Exercise requirements >> Each entry that follows should be written again verbatim.

--- Records supplied Enclosed Below ---

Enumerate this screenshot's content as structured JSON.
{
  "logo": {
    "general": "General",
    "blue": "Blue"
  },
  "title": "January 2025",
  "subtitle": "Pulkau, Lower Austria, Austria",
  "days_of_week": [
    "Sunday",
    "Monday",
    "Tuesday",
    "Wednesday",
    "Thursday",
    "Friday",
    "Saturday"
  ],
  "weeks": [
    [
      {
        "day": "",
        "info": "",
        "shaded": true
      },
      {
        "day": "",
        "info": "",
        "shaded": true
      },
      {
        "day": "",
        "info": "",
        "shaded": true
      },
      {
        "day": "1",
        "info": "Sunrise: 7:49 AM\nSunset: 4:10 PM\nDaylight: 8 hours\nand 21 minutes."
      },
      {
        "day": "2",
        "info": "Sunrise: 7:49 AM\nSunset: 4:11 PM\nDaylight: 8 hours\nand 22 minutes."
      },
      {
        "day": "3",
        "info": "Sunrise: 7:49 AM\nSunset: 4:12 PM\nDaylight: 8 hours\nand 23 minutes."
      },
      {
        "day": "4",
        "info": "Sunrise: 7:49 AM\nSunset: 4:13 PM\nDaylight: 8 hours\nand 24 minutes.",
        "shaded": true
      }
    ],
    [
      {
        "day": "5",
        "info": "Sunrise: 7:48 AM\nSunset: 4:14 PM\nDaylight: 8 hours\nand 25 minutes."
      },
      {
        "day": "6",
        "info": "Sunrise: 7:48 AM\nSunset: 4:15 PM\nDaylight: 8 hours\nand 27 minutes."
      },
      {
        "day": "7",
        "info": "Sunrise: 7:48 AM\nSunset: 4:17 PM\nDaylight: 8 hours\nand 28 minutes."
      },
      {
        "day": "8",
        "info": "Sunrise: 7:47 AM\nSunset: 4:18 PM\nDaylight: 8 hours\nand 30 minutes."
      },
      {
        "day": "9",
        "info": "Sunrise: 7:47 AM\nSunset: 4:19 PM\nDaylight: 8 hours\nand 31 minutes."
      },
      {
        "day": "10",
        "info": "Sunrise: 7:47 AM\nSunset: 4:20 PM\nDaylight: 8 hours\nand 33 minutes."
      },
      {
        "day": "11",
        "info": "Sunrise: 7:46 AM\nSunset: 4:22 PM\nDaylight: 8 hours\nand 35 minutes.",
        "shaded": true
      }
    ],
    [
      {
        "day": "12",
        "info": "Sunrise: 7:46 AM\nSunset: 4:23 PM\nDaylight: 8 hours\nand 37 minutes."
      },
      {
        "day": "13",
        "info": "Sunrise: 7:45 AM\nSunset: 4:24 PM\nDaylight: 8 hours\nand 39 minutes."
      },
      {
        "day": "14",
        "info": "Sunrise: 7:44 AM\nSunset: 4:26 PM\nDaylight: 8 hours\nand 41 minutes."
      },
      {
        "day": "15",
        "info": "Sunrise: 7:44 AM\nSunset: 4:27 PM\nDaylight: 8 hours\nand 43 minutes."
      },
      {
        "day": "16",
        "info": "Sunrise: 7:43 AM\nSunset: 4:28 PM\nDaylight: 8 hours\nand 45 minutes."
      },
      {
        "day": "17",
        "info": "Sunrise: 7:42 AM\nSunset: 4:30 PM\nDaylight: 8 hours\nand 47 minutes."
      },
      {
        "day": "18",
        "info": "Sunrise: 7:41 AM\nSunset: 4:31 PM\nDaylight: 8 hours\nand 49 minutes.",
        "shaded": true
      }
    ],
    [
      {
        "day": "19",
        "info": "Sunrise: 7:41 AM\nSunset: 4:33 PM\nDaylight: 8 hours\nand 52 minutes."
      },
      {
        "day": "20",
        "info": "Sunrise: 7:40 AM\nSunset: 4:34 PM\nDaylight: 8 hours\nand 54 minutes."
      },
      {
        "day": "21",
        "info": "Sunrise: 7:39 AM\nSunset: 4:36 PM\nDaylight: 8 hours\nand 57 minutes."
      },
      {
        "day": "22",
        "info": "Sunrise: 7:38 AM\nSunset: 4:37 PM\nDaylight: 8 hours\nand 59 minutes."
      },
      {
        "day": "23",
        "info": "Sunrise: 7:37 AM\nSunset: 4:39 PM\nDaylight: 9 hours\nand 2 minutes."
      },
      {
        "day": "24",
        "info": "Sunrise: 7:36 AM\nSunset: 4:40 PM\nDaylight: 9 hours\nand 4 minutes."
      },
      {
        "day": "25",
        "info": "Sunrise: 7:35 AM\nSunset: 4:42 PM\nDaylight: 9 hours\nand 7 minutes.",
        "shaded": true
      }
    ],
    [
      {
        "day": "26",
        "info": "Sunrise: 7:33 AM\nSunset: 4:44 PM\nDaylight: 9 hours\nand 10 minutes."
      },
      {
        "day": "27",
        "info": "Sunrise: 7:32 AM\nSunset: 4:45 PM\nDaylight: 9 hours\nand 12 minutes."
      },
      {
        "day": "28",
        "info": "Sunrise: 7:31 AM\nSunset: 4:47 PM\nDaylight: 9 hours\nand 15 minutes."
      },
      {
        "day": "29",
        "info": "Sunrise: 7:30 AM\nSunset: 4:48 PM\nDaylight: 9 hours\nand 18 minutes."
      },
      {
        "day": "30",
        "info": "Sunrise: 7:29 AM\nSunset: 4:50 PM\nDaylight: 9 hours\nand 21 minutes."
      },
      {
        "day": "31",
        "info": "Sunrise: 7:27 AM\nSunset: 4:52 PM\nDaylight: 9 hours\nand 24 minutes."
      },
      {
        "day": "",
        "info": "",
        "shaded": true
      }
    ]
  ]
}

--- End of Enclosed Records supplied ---

Expected output >>
Enumerate this screenshot's content as structured JSON.
{
  "logo": {
    "general": "General",
    "blue": "Blue"
  },
  "title": "January 2025",
  "subtitle": "Pulkau, Lower Austria, Austria",
  "days_of_week": [
    "Sunday",
    "Monday",
    "Tuesday",
    "Wednesday",
    "Thursday",
    "Friday",
    "Saturday"
  ],
  "weeks": [
    [
      {
        "day": "",
        "info": "",
        "shaded": true
      },
      {
        "day": "",
        "info": "",
        "shaded": true
      },
      {
        "day": "",
        "info": "",
        "shaded": true
      },
      {
        "day": "1",
        "info": "Sunrise: 7:49 AM\nSunset: 4:10 PM\nDaylight: 8 hours\nand 21 minutes."
      },
      {
        "day": "2",
        "info": "Sunrise: 7:49 AM\nSunset: 4:11 PM\nDaylight: 8 hours\nand 22 minutes."
      },
      {
        "day": "3",
        "info": "Sunrise: 7:49 AM\nSunset: 4:12 PM\nDaylight: 8 hours\nand 23 minutes."
      },
      {
        "day": "4",
        "info": "Sunrise: 7:49 AM\nSunset: 4:13 PM\nDaylight: 8 hours\nand 24 minutes.",
        "shaded": true
      }
    ],
    [
      {
        "day": "5",
        "info": "Sunrise: 7:48 AM\nSunset: 4:14 PM\nDaylight: 8 hours\nand 25 minutes."
      },
      {
        "day": "6",
        "info": "Sunrise: 7:48 AM\nSunset: 4:15 PM\nDaylight: 8 hours\nand 27 minutes."
      },
      {
        "day": "7",
        "info": "Sunrise: 7:48 AM\nSunset: 4:17 PM\nDaylight: 8 hours\nand 28 minutes."
      },
      {
        "day": "8",
        "info": "Sunrise: 7:47 AM\nSunset: 4:18 PM\nDaylight: 8 hours\nand 30 minutes."
      },
      {
        "day": "9",
        "info": "Sunrise: 7:47 AM\nSunset: 4:19 PM\nDaylight: 8 hours\nand 31 minutes."
      },
      {
        "day": "10",
        "info": "Sunrise: 7:47 AM\nSunset: 4:20 PM\nDaylight: 8 hours\nand 33 minutes."
      },
      {
        "day": "11",
        "info": "Sunrise: 7:46 AM\nSunset: 4:22 PM\nDaylight: 8 hours\nand 35 minutes.",
        "shaded": true
      }
    ],
    [
      {
        "day": "12",
        "info": "Sunrise: 7:46 AM\nSunset: 4:23 PM\nDaylight: 8 hours\nand 37 minutes."
      },
      {
        "day": "13",
        "info": "Sunrise: 7:45 AM\nSunset: 4:24 PM\nDaylight: 8 hours\nand 39 minutes."
      },
      {
        "day": "14",
        "info": "Sunrise: 7:44 AM\nSunset: 4:26 PM\nDaylight: 8 hours\nand 41 minutes."
      },
      {
        "day": "15",
        "info": "Sunrise: 7:44 AM\nSunset: 4:27 PM\nDaylight: 8 hours\nand 43 minutes."
      },
      {
        "day": "16",
        "info": "Sunrise: 7:43 AM\nSunset: 4:28 PM\nDaylight: 8 hours\nand 45 minutes."
      },
      {
        "day": "17",
        "info": "Sunrise: 7:42 AM\nSunset: 4:30 PM\nDaylight: 8 hours\nand 47 minutes."
      },
      {
        "day": "18",
        "info": "Sunrise: 7:41 AM\nSunset: 4:31 PM\nDaylight: 8 hours\nand 49 minutes.",
        "shaded": true
      }
    ],
    [
      {
        "day": "19",
        "info": "Sunrise: 7:41 AM\nSunset: 4:33 PM\nDaylight: 8 hours\nand 52 minutes."
      },
      {
        "day": "20",
        "info": "Sunrise: 7:40 AM\nSunset: 4:34 PM\nDaylight: 8 hours\nand 54 minutes."
      },
      {
        "day": "21",
        "info": "Sunrise: 7:39 AM\nSunset: 4:36 PM\nDaylight: 8 hours\nand 57 minutes."
      },
      {
        "day": "22",
        "info": "Sunrise: 7:38 AM\nSunset: 4:37 PM\nDaylight: 8 hours\nand 59 minutes."
      },
      {
        "day": "23",
        "info": "Sunrise: 7:37 AM\nSunset: 4:39 PM\nDaylight: 9 hours\nand 2 minutes."
      },
      {
        "day": "24",
        "info": "Sunrise: 7:36 AM\nSunset: 4:40 PM\nDaylight: 9 hours\nand 4 minutes."
      },
      {
        "day": "25",
        "info": "Sunrise: 7:35 AM\nSunset: 4:42 PM\nDaylight: 9 hours\nand 7 minutes.",
        "shaded": true
      }
    ],
    [
      {
        "day": "26",
        "info": "Sunrise: 7:33 AM\nSunset: 4:44 PM\nDaylight: 9 hours\nand 10 minutes."
      },
      {
        "day": "27",
        "info": "Sunrise: 7:32 AM\nSunset: 4:45 PM\nDaylight: 9 hours\nand 12 minutes."
      },
      {
        "day": "28",
        "info": "Sunrise: 7:31 AM\nSunset: 4:47 PM\nDaylight: 9 hours\nand 15 minutes."
      },
      {
        "day": "29",
        "info": "Sunrise: 7:30 AM\nSunset: 4:48 PM\nDaylight: 9 hours\nand 18 minutes."
      },
      {
        "day": "30",
        "info": "Sunrise: 7:29 AM\nSunset: 4:50 PM\nDaylight: 9 hours\nand 21 minutes."
      },
      {
        "day": "31",
        "info": "Sunrise: 7:27 AM\nSunset: 4:52 PM\nDaylight: 9 hours\nand 24 minutes."
      },
      {
        "day": "",
        "info": "",
        "shaded": true
      }
    ]
  ]
}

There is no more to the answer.